* [Work item]:
Find every line of the records that has "value" and return it.

Dataset items:
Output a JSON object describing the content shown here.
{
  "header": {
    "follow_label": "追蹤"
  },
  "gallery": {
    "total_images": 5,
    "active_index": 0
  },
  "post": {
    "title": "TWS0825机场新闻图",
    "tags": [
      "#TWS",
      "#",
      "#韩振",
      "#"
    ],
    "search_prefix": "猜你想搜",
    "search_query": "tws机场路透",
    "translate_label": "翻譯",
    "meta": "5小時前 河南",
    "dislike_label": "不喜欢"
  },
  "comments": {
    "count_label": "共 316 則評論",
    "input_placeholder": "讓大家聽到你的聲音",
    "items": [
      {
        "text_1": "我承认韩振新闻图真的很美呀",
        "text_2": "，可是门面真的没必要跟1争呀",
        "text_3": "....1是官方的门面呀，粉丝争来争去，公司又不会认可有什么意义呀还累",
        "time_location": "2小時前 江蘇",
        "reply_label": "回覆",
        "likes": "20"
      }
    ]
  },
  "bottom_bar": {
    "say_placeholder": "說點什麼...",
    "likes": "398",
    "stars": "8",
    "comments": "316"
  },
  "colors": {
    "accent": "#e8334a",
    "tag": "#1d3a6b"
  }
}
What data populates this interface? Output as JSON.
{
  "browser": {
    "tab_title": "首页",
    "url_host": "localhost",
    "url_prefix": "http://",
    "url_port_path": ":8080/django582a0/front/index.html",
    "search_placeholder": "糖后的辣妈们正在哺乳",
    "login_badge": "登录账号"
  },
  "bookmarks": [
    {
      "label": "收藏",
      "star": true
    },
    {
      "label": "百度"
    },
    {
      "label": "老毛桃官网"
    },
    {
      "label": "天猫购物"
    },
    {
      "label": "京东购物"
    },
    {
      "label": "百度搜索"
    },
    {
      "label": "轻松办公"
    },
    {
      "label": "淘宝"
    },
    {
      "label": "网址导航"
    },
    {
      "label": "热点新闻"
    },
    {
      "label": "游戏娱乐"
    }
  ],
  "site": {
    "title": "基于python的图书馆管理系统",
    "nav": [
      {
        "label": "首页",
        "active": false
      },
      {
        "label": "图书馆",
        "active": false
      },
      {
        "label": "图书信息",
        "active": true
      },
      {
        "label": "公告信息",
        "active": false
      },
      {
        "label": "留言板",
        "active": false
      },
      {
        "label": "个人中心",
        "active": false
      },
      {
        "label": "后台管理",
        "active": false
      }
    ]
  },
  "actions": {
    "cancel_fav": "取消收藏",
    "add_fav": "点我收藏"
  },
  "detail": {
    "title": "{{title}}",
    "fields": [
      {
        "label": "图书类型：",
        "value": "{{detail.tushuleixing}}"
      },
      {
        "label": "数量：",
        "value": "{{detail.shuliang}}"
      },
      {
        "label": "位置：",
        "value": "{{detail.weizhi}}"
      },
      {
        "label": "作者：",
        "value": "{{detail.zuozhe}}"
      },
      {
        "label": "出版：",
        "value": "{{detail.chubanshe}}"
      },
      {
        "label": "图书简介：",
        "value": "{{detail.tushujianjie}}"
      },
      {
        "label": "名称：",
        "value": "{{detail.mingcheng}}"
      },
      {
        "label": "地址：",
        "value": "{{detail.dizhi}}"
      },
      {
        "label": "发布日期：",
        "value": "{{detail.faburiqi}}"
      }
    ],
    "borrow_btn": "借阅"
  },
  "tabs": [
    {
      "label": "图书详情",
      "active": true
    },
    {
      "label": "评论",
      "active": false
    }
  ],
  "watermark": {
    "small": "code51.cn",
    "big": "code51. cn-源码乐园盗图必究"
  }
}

* [Task solution]:
        "value": "{{detail.tushuleixing}}"
        "value": "{{detail.shuliang}}"
        "value": "{{detail.weizhi}}"
        "value": "{{detail.zuozhe}}"
        "value": "{{detail.chubanshe}}"
        "value": "{{detail.tushujianjie}}"
        "value": "{{detail.mingcheng}}"
        "value": "{{detail.dizhi}}"
        "value": "{{detail.faburiqi}}"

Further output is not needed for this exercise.